Your assignment
Find each line below where the word "image" occurs, and copy it.

Data records for software interfaces
■ ■ ■ ■ ■ ■ ■

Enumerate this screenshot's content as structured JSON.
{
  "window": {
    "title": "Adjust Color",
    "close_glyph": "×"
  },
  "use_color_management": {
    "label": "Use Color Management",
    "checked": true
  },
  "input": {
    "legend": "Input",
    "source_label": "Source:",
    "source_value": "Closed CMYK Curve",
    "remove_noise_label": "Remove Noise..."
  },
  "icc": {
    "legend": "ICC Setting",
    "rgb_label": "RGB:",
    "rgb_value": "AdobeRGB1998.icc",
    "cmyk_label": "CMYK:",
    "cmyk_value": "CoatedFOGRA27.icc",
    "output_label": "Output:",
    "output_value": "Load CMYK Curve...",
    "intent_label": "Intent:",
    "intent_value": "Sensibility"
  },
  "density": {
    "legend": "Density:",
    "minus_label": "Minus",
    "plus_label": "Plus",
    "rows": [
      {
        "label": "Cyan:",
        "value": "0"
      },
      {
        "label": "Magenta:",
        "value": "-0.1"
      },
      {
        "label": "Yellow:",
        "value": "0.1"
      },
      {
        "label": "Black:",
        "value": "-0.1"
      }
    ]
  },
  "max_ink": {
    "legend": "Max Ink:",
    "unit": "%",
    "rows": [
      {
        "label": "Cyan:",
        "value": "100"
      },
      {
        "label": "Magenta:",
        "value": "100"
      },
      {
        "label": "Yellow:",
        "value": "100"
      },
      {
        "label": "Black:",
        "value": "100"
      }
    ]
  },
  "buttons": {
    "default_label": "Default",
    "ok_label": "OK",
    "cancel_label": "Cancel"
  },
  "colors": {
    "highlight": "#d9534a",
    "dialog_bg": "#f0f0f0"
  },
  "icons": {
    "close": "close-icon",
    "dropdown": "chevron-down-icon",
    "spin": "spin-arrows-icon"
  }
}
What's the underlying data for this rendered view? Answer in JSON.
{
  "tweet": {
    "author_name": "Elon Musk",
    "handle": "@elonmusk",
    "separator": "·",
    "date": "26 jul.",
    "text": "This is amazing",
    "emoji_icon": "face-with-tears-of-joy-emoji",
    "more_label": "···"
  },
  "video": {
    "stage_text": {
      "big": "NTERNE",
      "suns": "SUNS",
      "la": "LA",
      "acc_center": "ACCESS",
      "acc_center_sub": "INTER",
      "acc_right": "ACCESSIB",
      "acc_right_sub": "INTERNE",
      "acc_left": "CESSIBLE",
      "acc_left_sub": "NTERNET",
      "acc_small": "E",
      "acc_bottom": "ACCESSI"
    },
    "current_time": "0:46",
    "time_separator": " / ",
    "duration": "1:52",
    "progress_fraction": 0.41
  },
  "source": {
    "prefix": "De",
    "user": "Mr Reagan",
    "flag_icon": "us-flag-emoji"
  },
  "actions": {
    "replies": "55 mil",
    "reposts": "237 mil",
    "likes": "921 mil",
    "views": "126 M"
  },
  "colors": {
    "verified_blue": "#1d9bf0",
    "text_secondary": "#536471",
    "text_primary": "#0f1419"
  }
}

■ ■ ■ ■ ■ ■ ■

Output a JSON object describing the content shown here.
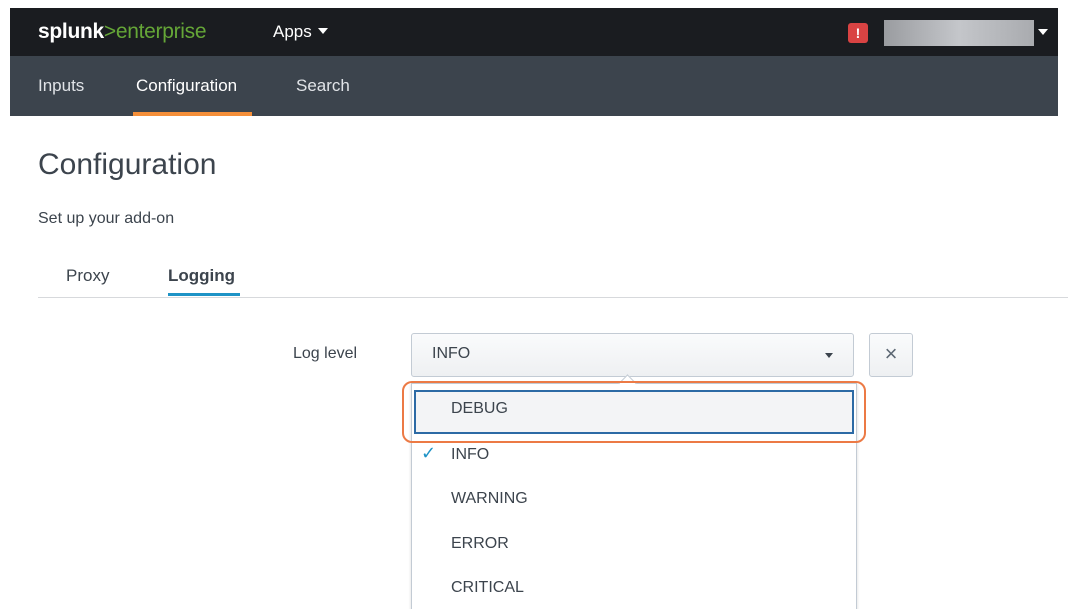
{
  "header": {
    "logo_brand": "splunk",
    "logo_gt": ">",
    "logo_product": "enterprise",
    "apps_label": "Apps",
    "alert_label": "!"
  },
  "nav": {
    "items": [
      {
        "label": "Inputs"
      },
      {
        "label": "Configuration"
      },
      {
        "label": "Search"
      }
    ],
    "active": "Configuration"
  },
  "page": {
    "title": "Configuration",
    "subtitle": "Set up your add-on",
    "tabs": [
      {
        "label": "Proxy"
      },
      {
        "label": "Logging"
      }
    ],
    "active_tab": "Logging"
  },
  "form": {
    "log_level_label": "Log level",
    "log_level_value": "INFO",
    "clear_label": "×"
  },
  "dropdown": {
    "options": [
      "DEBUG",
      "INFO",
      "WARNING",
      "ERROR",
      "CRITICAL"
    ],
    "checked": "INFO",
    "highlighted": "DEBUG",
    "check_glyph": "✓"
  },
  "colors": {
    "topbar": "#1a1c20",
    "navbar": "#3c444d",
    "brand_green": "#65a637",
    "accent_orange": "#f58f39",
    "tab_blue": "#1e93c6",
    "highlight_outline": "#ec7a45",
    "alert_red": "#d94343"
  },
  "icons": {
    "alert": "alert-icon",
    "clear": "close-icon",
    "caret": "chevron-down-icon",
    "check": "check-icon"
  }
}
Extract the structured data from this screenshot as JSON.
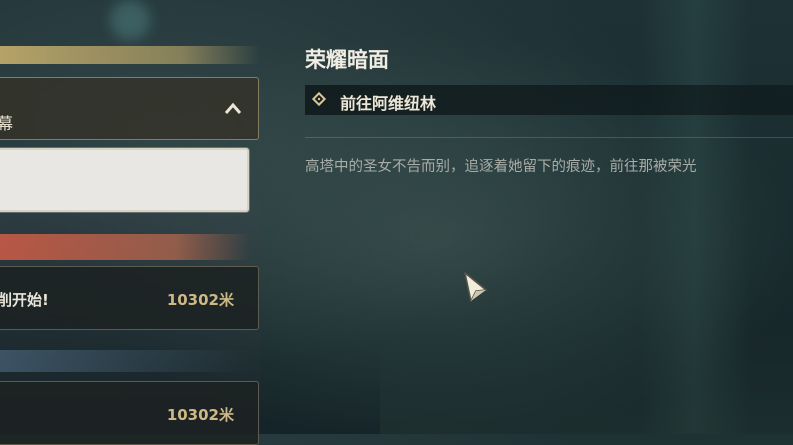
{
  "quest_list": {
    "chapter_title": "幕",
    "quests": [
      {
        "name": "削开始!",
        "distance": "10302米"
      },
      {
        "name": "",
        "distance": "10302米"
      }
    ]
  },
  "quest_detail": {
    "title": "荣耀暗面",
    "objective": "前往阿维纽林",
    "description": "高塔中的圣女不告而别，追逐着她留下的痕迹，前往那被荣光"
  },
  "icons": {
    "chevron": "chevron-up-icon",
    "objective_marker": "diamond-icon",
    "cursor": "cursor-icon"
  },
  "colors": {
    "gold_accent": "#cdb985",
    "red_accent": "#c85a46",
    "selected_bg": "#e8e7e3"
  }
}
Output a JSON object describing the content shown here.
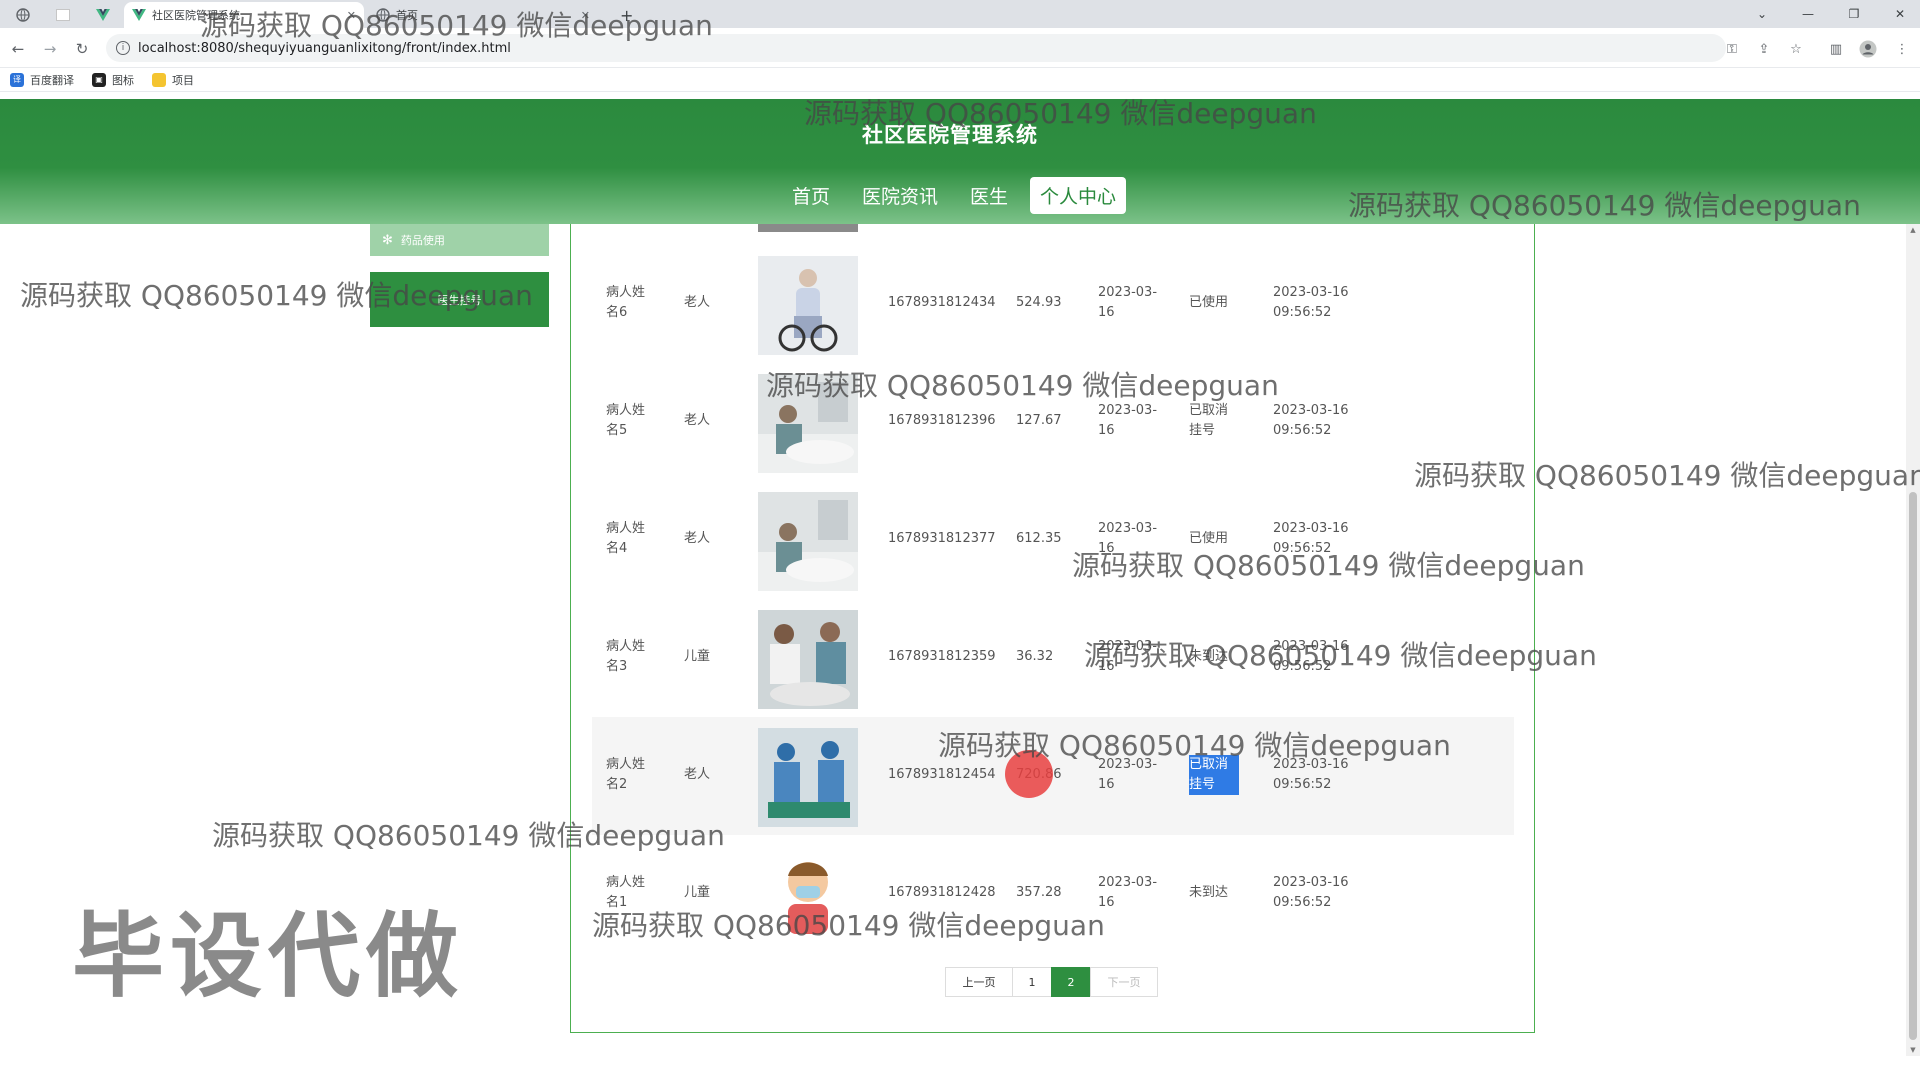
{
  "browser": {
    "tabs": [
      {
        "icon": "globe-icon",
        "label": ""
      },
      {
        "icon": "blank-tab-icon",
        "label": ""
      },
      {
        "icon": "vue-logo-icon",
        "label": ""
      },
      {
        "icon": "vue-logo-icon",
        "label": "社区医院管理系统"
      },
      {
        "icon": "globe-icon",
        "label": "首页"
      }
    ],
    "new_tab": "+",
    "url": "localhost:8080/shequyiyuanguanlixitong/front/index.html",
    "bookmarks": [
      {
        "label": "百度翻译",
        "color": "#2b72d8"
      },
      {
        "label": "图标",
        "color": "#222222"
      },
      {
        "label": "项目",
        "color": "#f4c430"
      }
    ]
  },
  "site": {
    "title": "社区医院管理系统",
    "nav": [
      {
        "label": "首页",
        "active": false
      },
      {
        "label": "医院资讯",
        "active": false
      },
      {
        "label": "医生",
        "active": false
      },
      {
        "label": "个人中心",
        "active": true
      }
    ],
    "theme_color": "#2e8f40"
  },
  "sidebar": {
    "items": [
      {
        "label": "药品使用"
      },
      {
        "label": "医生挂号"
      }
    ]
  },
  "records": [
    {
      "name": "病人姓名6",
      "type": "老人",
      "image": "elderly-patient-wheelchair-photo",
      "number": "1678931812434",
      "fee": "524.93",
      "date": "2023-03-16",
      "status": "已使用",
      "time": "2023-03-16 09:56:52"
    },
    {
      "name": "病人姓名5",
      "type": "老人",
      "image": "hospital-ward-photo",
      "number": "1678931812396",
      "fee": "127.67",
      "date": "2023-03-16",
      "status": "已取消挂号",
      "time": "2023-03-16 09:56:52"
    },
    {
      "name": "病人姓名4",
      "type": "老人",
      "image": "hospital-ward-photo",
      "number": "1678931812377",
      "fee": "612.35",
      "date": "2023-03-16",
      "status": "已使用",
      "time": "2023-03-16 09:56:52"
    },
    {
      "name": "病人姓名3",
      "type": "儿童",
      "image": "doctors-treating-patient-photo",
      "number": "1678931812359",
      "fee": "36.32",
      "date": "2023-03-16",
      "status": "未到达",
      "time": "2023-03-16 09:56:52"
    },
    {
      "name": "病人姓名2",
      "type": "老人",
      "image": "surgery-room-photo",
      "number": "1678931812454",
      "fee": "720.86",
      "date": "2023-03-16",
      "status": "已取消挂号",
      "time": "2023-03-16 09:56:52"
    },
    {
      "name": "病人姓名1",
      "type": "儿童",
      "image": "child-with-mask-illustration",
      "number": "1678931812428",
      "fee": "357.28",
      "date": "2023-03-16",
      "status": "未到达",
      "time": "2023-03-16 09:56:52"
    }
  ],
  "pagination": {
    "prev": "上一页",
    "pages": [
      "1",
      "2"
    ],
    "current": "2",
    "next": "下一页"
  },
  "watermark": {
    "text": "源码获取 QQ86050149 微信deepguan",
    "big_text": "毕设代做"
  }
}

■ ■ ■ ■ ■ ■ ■

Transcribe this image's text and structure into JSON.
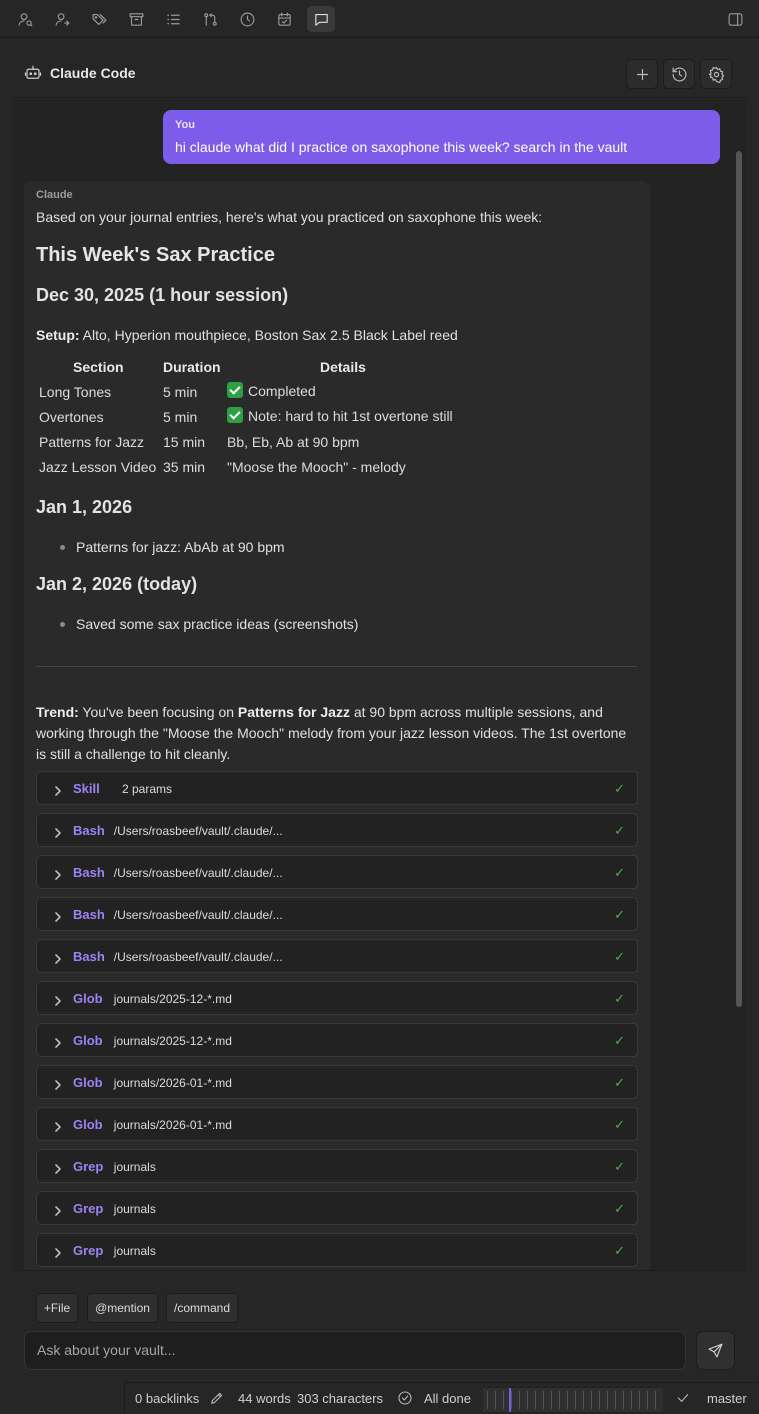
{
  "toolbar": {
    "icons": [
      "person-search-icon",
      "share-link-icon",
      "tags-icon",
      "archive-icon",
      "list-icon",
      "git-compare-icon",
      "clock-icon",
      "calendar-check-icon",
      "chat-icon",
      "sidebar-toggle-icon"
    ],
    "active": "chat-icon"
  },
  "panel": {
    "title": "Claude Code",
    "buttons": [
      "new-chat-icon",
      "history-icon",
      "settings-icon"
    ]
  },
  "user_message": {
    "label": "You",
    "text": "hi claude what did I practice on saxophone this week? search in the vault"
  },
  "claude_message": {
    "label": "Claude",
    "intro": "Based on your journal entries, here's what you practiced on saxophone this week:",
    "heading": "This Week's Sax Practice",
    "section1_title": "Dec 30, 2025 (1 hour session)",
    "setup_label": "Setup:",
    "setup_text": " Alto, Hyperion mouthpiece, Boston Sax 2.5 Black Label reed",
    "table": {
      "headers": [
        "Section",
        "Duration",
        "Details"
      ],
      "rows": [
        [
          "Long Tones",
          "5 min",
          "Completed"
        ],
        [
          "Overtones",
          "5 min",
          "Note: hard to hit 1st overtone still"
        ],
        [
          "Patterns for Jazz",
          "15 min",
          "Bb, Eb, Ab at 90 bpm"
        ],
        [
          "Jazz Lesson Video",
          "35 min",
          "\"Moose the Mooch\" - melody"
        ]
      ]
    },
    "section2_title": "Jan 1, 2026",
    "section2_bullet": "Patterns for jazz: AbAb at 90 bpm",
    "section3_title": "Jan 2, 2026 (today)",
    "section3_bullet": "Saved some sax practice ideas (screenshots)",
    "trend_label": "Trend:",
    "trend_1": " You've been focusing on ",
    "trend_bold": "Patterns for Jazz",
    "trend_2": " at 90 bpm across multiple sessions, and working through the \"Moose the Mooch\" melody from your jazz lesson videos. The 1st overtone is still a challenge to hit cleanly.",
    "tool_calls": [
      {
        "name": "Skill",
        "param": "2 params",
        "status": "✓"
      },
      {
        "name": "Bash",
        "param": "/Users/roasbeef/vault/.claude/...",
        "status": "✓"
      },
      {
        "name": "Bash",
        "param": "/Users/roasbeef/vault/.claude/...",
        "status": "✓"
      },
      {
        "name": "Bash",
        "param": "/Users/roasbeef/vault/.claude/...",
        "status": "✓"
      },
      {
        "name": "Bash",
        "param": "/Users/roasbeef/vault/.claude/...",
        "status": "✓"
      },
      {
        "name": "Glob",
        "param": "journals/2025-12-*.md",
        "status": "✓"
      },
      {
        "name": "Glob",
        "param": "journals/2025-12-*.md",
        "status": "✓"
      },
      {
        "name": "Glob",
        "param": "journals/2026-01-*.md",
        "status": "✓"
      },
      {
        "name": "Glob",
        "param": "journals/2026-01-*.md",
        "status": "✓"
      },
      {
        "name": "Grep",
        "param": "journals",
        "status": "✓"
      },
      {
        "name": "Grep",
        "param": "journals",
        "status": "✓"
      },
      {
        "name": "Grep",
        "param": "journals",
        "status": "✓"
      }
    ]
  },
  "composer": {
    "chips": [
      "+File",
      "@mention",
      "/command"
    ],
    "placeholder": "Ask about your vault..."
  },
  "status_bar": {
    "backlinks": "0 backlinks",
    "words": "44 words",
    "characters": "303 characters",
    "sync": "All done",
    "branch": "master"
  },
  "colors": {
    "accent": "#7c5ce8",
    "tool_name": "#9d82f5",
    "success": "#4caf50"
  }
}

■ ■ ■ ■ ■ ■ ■

Result of this task
      "image": "elderly-patient-wheelchair-photo",
      "image": "hospital-ward-photo",
      "image": "hospital-ward-photo",
      "image": "doctors-treating-patient-photo",
      "image": "surgery-room-photo",
      "image": "child-with-mask-illustration",
Transcribe this image's text and structure into JSON.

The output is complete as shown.